The world's largest chipmaker is now moving its technology to 45 nanometers and has for the first time demonstrated working processors based on 32-nanometer technology, said Chief Executive Paul Otellini.
A nanometer is one-billionth of a meter and is used to measure the width of circuits on a chip. Intel, whose processors power about 80 percent of personal computers, now uses 65-nanometer circuitry.
Smaller sizes allow more circuits to be crammed on a chip, boosting performance of the devices and driving up profits at chipmakers by letting them make more semiconductors from a single platter of silicon.
"The innovations that we as an industry are making today are the basis for the future of the computing environment and probably for the basis of the digital world," Otellini said at the start of Intel's twice-annual developers' forum.
Otellini demonstrated a dinner-plate-sized silicon wafer containing memory chips made with the 32-nanometer technology, saying that Intel could make processors based on the techniques within two years.
That would keep the Santa Clara, California-based company far ahead of smaller rival Advanced Micro Devices, which has said it would move to the 45-nanometer chipmaking technology by the middle of 2008.
Otellini also said Intel would introduce its 45-nanometer-based processors, code-named Penryn, on Nov. 12. It had previously said it would launch the products by the end of 2007.
He also said that its next-generation design, code-named Nehalem, was complete. On stage at the company's annual technical conference, he demonstrated a computer that was using a Nehalem microprocessor.
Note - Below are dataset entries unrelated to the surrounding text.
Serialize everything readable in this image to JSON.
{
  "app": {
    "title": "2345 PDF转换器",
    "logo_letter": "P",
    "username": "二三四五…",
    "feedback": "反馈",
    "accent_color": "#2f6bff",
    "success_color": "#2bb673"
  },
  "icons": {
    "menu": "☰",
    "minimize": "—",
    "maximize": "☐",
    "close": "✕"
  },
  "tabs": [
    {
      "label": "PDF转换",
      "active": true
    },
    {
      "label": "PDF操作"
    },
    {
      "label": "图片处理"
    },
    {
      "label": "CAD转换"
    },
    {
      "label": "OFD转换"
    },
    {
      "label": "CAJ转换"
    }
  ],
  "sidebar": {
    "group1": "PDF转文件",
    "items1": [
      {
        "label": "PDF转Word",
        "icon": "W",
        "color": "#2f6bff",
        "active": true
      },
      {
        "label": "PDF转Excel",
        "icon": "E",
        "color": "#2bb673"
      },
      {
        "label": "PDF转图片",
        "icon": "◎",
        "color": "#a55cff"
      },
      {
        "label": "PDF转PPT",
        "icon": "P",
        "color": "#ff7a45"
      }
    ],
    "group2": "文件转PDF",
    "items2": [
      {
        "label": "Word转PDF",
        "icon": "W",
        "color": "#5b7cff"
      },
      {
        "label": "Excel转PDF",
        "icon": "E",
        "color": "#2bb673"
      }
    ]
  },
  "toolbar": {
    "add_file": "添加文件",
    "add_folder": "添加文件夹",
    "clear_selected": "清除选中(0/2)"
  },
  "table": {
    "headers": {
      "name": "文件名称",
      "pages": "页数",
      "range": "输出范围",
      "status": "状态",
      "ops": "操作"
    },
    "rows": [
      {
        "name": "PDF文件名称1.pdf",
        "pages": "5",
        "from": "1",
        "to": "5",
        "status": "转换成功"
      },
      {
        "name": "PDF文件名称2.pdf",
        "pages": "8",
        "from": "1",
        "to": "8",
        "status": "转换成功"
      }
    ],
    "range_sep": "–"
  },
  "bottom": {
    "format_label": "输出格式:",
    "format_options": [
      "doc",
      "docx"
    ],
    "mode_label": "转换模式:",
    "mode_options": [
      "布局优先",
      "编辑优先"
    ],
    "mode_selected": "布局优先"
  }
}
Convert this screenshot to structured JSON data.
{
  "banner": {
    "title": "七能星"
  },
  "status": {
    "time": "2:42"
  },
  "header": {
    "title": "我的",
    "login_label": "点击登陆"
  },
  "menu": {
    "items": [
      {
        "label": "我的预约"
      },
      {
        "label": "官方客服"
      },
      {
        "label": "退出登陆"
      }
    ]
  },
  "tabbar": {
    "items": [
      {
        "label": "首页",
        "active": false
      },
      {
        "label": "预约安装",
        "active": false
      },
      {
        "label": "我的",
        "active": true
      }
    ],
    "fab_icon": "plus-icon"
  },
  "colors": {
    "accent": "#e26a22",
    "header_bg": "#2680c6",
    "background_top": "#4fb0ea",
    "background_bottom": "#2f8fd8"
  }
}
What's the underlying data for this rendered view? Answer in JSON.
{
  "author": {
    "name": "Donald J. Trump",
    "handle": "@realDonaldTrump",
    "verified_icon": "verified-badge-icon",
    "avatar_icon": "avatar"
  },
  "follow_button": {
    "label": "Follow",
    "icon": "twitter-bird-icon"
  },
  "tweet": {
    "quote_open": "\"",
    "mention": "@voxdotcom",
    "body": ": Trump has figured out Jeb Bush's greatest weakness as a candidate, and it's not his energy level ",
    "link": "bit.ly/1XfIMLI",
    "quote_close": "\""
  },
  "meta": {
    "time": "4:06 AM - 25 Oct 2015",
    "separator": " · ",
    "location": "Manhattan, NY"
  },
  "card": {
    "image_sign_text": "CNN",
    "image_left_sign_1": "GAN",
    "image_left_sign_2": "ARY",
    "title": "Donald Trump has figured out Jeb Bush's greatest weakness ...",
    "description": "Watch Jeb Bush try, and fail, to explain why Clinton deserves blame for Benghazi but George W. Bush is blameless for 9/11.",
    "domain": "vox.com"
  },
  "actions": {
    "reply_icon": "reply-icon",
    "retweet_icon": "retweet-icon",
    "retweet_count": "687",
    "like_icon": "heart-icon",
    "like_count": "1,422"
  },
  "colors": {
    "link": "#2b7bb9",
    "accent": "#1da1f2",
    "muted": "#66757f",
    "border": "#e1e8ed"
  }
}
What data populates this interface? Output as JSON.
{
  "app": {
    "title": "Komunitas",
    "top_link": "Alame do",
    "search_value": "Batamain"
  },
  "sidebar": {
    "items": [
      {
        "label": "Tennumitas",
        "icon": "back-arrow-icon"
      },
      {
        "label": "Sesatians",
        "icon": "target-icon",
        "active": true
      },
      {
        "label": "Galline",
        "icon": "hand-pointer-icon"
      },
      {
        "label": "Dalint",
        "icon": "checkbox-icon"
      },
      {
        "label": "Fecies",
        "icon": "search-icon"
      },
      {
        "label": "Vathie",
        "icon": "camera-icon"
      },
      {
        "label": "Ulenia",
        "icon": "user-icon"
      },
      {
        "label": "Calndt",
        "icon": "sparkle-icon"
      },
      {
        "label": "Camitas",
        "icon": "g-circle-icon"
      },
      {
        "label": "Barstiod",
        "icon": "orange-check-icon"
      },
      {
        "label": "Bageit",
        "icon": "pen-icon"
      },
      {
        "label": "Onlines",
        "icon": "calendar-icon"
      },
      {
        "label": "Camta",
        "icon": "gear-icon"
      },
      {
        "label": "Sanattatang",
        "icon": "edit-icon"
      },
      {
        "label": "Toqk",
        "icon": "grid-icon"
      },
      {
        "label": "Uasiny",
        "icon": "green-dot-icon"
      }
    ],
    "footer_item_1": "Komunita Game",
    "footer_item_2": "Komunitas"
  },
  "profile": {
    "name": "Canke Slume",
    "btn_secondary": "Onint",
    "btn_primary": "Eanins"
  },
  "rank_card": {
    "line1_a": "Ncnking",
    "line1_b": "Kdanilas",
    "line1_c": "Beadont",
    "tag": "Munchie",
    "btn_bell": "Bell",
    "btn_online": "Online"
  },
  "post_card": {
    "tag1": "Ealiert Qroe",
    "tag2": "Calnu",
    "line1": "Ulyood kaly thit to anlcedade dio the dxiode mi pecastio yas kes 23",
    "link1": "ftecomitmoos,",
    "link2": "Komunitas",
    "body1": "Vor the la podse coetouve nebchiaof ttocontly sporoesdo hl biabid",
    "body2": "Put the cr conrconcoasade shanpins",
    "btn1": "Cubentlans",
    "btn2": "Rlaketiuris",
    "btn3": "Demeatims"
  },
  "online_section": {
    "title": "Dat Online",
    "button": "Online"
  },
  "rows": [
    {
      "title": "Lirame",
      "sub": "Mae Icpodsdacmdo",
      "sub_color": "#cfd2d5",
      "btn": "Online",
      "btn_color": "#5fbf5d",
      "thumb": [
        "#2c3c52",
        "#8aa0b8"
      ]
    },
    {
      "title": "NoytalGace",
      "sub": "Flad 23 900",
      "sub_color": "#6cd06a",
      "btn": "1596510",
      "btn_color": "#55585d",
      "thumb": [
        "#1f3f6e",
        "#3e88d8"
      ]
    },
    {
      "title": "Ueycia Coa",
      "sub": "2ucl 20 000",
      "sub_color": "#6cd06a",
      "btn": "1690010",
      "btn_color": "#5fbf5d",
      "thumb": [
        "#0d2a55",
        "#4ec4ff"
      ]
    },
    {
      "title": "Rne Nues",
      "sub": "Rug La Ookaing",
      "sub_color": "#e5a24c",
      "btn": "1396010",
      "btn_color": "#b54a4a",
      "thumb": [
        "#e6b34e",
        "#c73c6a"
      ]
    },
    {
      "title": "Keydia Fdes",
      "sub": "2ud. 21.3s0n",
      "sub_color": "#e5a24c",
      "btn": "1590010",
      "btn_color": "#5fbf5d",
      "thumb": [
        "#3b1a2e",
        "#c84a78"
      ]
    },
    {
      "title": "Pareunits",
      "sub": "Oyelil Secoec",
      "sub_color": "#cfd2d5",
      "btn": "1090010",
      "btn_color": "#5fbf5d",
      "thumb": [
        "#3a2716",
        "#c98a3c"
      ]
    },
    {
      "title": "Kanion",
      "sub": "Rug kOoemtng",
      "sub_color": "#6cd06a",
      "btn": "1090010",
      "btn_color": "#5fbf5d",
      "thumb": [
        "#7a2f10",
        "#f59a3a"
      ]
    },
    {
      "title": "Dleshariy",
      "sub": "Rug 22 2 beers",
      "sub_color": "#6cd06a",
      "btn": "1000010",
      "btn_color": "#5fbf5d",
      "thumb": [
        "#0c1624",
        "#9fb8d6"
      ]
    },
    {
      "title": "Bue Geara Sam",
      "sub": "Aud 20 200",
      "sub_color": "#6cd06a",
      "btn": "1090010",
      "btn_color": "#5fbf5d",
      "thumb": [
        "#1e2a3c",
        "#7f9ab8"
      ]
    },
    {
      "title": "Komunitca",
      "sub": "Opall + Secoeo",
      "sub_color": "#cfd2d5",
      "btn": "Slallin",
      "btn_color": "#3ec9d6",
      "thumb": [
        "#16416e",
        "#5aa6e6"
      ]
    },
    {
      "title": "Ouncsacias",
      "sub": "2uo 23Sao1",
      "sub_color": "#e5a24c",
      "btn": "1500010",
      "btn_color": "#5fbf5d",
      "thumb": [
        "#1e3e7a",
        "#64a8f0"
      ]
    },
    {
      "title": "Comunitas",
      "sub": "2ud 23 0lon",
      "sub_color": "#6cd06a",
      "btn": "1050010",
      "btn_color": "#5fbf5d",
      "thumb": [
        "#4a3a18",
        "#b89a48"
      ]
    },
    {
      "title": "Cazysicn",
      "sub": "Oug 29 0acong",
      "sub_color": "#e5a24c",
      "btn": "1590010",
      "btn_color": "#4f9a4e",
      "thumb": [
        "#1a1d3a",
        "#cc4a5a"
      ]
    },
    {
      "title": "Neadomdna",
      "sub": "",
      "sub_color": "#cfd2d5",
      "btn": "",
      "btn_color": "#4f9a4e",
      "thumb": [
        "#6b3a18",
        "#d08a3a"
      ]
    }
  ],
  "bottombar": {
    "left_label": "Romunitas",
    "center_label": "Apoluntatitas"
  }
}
Intel shares rose 1.1% to $25.13 on Nasdaq, while AMD was 1.3% to $13 on the New York Stock Exchange. Intel's stock is up 24% so far this year, compared with a fall of 36% for AMD.